Like the rest of the privileged world, I am decluttering my life. That even means my bookshelves. Some books are easy to put in the ‘donate’ pile (decades-old guidebooks, literary fiction that I enjoyed but know I don’t need to read again) but many books fall in a gray area and so I am re-reading a few to help me decide whether to keep or give.
Some Prefer Nettles by Junichiro Tanizaki
I have two books by Tanizaki, the other being The Makioka Sisters, which was the basis of a 1983 movie that I loved and left me with a memory of a shot of a beautiful red silk kimono. I must have bought both books after seeing the movie. Some Prefer Nettles, published in 1955, is much shorter, and therefore an easier read although it assumes a knowledge of Japanese culture and geography that I don’t have. The plot revolves around a couple in the 1920s who have made a decision to divorce but make only the smallest steps toward acting on their decision. Mannered but with surprisingly modern attitudes, it’s a keeper because I love to read books by local authors when I travel and a trip in rural Japan is on my wish list. With its descriptions of theatre and place, Some Prefer Nettles will help set the mood I want on that eventual trip.

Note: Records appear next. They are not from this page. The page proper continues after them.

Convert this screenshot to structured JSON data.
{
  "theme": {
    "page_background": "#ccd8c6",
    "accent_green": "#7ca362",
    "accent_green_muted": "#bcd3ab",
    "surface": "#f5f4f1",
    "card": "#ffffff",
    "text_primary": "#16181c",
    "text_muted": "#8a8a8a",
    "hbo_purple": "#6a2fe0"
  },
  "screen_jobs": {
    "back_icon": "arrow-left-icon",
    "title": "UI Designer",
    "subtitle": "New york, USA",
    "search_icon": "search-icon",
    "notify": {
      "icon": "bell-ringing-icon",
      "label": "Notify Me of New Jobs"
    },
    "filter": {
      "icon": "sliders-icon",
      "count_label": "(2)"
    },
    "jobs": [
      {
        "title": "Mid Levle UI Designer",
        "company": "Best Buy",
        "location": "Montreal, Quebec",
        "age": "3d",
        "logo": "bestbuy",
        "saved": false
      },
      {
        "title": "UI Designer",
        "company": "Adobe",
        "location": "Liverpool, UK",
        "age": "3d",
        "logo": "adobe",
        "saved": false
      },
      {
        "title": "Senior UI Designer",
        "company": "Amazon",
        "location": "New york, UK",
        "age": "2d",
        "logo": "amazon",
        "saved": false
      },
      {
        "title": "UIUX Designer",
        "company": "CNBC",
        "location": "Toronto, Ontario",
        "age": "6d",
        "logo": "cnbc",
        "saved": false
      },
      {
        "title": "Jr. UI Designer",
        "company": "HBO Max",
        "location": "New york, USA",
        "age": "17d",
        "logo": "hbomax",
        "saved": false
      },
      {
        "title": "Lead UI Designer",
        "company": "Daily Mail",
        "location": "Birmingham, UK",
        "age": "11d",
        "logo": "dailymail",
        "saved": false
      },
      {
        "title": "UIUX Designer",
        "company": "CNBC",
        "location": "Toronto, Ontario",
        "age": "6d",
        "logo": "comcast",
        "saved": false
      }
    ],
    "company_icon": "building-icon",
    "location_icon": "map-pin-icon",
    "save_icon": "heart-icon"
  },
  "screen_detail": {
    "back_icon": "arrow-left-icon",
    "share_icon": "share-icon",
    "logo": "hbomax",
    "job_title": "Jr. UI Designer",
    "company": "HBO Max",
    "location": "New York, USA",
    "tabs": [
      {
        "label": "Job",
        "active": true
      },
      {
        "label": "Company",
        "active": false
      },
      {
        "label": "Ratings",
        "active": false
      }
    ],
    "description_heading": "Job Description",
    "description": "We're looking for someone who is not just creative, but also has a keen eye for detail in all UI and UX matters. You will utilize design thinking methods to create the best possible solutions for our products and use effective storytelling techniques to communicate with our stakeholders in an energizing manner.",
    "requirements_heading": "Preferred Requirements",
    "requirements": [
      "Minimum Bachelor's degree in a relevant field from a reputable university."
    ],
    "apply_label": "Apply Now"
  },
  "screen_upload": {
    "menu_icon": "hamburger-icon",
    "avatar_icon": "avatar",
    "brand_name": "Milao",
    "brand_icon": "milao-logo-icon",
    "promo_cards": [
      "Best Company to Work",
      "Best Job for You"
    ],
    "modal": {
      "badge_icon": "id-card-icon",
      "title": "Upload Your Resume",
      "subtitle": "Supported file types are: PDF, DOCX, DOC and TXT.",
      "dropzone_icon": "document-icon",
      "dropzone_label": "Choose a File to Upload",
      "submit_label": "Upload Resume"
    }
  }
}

The Cloud Forest by Peter Matthiessen.
The date on the price sticker tells me I bought this after my trip to the Amazon, which makes sense because I came home wanting to learn more. I loved Matthiessen’s The Snow Leopard the first time I read it but on the second reading, his selfish treatment of his family ruined the book for me. On the second reading of The Cloud Forest, published in 1961, his cluelessness about the vulnerability of the Amazon is infuriating. He wrote: “It is difficult to accept that a wilderness of this dimension still exists… we cannot really enter it but only skirt its edges. This will change, of course, but it will change slowly.” Material deforestation of the Amazon began right after the book was published, and 60 years later, at least 20% of the rainforest is gone. That feels fast, especially since a healthy Amazonian ecosystem is critical to avoiding the worst consequences of climate change. While it may not be fair to blame Matthiessen — his arrogance reflected the optimism of the times, plus he was writing a traveler’s tale with a focus on birds and not an analysis of potential threats to the Amazon — his point of view hasn’t aged well. I hope someone else will enjoy it.